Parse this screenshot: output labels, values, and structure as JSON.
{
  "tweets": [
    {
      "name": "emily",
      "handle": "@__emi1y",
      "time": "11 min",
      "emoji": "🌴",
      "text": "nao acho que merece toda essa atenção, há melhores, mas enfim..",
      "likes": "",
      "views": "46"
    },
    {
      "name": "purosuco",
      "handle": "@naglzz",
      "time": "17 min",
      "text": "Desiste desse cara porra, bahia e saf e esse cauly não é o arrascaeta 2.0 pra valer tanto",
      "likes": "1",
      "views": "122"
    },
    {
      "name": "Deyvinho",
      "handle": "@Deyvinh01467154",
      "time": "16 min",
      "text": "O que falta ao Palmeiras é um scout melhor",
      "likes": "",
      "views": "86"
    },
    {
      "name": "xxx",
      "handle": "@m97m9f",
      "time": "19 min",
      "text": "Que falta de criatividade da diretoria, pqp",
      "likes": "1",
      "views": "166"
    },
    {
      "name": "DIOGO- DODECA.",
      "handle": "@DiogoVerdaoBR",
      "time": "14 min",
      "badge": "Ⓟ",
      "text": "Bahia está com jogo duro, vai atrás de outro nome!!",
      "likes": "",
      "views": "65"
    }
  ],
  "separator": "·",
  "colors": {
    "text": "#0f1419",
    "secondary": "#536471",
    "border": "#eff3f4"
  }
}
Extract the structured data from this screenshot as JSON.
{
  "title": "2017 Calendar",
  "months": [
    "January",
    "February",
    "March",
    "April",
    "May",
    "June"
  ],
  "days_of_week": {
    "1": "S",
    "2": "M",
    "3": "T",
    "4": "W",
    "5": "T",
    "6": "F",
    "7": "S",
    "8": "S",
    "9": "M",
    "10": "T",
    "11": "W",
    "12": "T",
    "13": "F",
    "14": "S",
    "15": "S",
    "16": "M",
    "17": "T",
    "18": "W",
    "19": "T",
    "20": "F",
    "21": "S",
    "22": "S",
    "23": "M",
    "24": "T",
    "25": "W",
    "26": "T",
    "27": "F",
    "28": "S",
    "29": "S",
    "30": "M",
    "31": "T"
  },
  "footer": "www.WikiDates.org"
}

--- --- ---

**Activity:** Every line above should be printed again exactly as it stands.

**Result of the task:**
Parse this screenshot: output labels, values, and structure as JSON.
{
  "tweets": [
    {
      "name": "emily",
      "handle": "@__emi1y",
      "time": "11 min",
      "emoji": "🌴",
      "text": "nao acho que merece toda essa atenção, há melhores, mas enfim..",
      "likes": "",
      "views": "46"
    },
    {
      "name": "purosuco",
      "handle": "@naglzz",
      "time": "17 min",
      "text": "Desiste desse cara porra, bahia e saf e esse cauly não é o arrascaeta 2.0 pra valer tanto",
      "likes": "1",
      "views": "122"
    },
    {
      "name": "Deyvinho",
      "handle": "@Deyvinh01467154",
      "time": "16 min",
      "text": "O que falta ao Palmeiras é um scout melhor",
      "likes": "",
      "views": "86"
    },
    {
      "name": "xxx",
      "handle": "@m97m9f",
      "time": "19 min",
      "text": "Que falta de criatividade da diretoria, pqp",
      "likes": "1",
      "views": "166"
    },
    {
      "name": "DIOGO- DODECA.",
      "handle": "@DiogoVerdaoBR",
      "time": "14 min",
      "badge": "Ⓟ",
      "text": "Bahia está com jogo duro, vai atrás de outro nome!!",
      "likes": "",
      "views": "65"
    }
  ],
  "separator": "·",
  "colors": {
    "text": "#0f1419",
    "secondary": "#536471",
    "border": "#eff3f4"
  }
}
Extract the structured data from this screenshot as JSON.
{
  "title": "2017 Calendar",
  "months": [
    "January",
    "February",
    "March",
    "April",
    "May",
    "June"
  ],
  "days_of_week": {
    "1": "S",
    "2": "M",
    "3": "T",
    "4": "W",
    "5": "T",
    "6": "F",
    "7": "S",
    "8": "S",
    "9": "M",
    "10": "T",
    "11": "W",
    "12": "T",
    "13": "F",
    "14": "S",
    "15": "S",
    "16": "M",
    "17": "T",
    "18": "W",
    "19": "T",
    "20": "F",
    "21": "S",
    "22": "S",
    "23": "M",
    "24": "T",
    "25": "W",
    "26": "T",
    "27": "F",
    "28": "S",
    "29": "S",
    "30": "M",
    "31": "T"
  },
  "footer": "www.WikiDates.org"
}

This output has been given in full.